|US8861667||Jul 12, 2002||Oct 14, 2014||Rambus Inc.||Clock data recovery circuit with equalizer clock calibration|
|US20020075968 *||Sep 27, 2001||Jun 20, 2002||Jared Zerbe||Method and apparatus for generating multi-level reference voltage in systems using equalization or crosstalk cancellation|
|US20040108887 *||Dec 9, 2002||Jun 10, 2004||Marsh Douglas G.||Low noise resistorless band gap reference|
|US20050218879 *||Mar 31, 2004||Oct 6, 2005||Silicon Laboratories, Inc.||Voltage reference generator circuit using low-beta effect of a CMOS bipolar transistor|
|US20050237087 *||Apr 27, 2004||Oct 27, 2005||Dake Luthuli E||Low voltage current monitoring circuit|
|US20050265831 *||May 25, 2004||Dec 1, 2005||Broderick Thomas F||Method for coating gas turbine engine components|
|US20050285666 *||Jun 25, 2004||Dec 29, 2005||Silicon Laboratories Inc.||Voltage reference generator circuit subtracting CTAT current from PTAT current|
|US20060071690 *||Oct 4, 2005||Apr 6, 2006||Denso Corporation||Band gap reference voltage circuit|
|US20060233278 *||Jun 15, 2006||Oct 19, 2006||Rambus Inc.||Method and apparatus for generating multi-level reference voltage in systems using equalization or crosstalk cancellation|
|US20070181952 *||Jan 19, 2007||Aug 9, 2007||Osamu Uehara||Band gap circuit|
|US20110221508 *||Sep 15, 2011||Khil-Ohk Kang||Semiconductor device|
|CN101004619B||Jan 19, 2007||Mar 27, 2013||精工电子有限公司||带隙电路|
|CN101641656B||Mar 29, 2007||Nov 16, 2011||富士通株式会社||Reference voltage generation circuit|
|U.S. Classification||323/314, 323/316|
|International Classification||G05F3/30, G05F3/28, G05F3/26|
|Dec 9, 1993||AS||Assignment|
Owner name: NEC CORPORATION, JAPAN
Free format text: ASSIGNMENT OF ASSIGNORS INTEREST;ASSIGNOR:KOAZECHI, SHINICHI;REEL/FRAME:006802/0370

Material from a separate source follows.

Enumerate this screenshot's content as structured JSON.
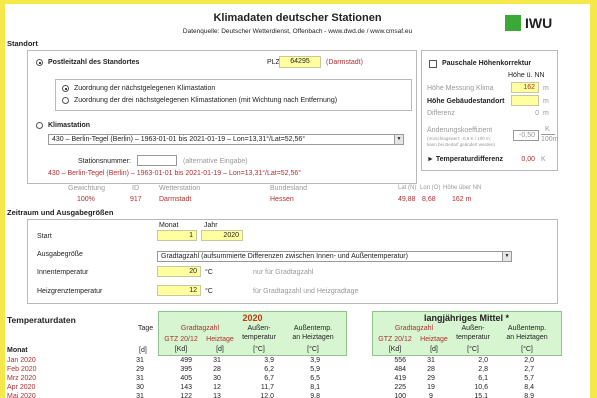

Effective date: 19931206
|Apr 12, 2000||FPAY||Fee payment|
Year of fee payment: 4
|May 12, 2004||REMI||Maintenance fee reminder mailed|
|Oct 22, 2004||LAPS||Lapse for failure to pay maintenance fees|
|Dec 21, 2004||FP||Expired due to failure to pay maintenance fee|
Effective date: 20041022